After an enthusiastic beginning, the Obama campaign seemed to hit a wall. Eight months after he announced his candidacy in Springfield and on the eve of the primaries, Obama still trailed Hillary Clinton by nearly 20 points in the national polls, and people were still predicting that she could wrap up the nomination by the middle of February.
Obama's performance in the early Democratic debates, in the fall of 2007, lacked inspiration. He seemed flat, professorial, and wonkish.
Obama's chief political strategist David Axelrod was aware of the deficiencies. "I think he was tryin' to figure out how to be a candidate at the beginning," Axelrod told 60 Minutes correspondent Steve Kroft. "And I think there was a period of time when it was a little like a shock to his system. And I remember him saying to me, 'I'm gonna learn how to be a great candidate.'"
The first real test would come in Iowa. The campaign knew from the beginning that to have a chance of winning the nomination, they would have to defeat Senator Clinton there and shatter the myth of her inevibility.
An extraordinary speech at the Iowa Democratic Party's Jefferson-Jackson Dinner made a huge impression on the state leaders and helped him recruit thousands of volunteers.
"Somebody stood up for me when it was risky. And because that somebody stood up, a few more stood up. And then a few thousand stood up. And then a few million stood up. And standing up, with courage and clear purpose, they somehow managed to change the world. That's why I'm running, Iowa," Obama said.

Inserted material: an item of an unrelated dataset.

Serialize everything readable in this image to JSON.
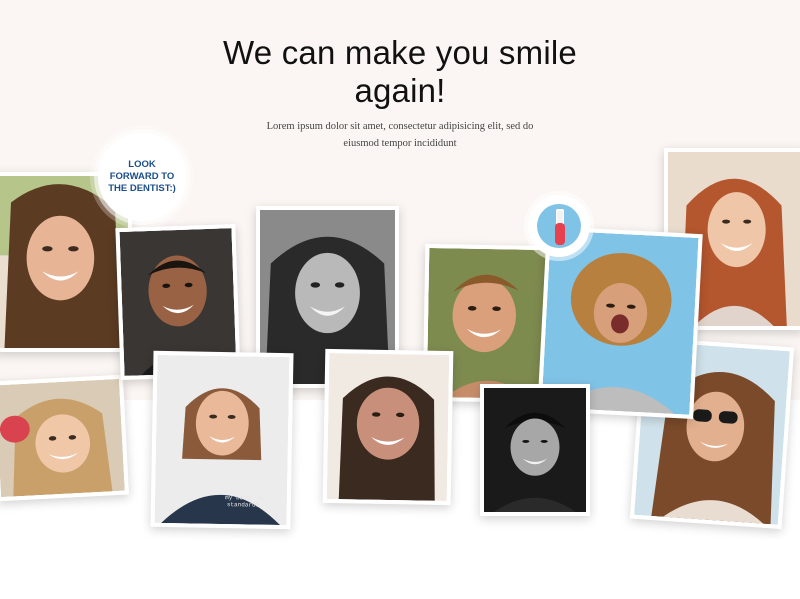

As they would do over and over again in the caucus states, Obama's staff simply out-organized and out-maneuvered the Clinton campaign, and he won a state that was 95 percent white by a comfortable margin. "They said this day would never come. But on this January night, at this defining moment in history, you have done what the cynics said we couldn't do," Obama said in his victory speech.
Obama's Iowa win had gotten everyone's attention. The strategy had paid off.
"I remember a conversation I had with Senator Obama in Boston, I think. And he told me that John F. Kennedy spent 60 days campaigning for president, and that he had spent 80 days in Iowa," Kroft told David Axelrod.
"Eighty-three, but who's counting?" Axelrod replied, laughing.
Axelrod acknowledged the win was huge. "It was everything."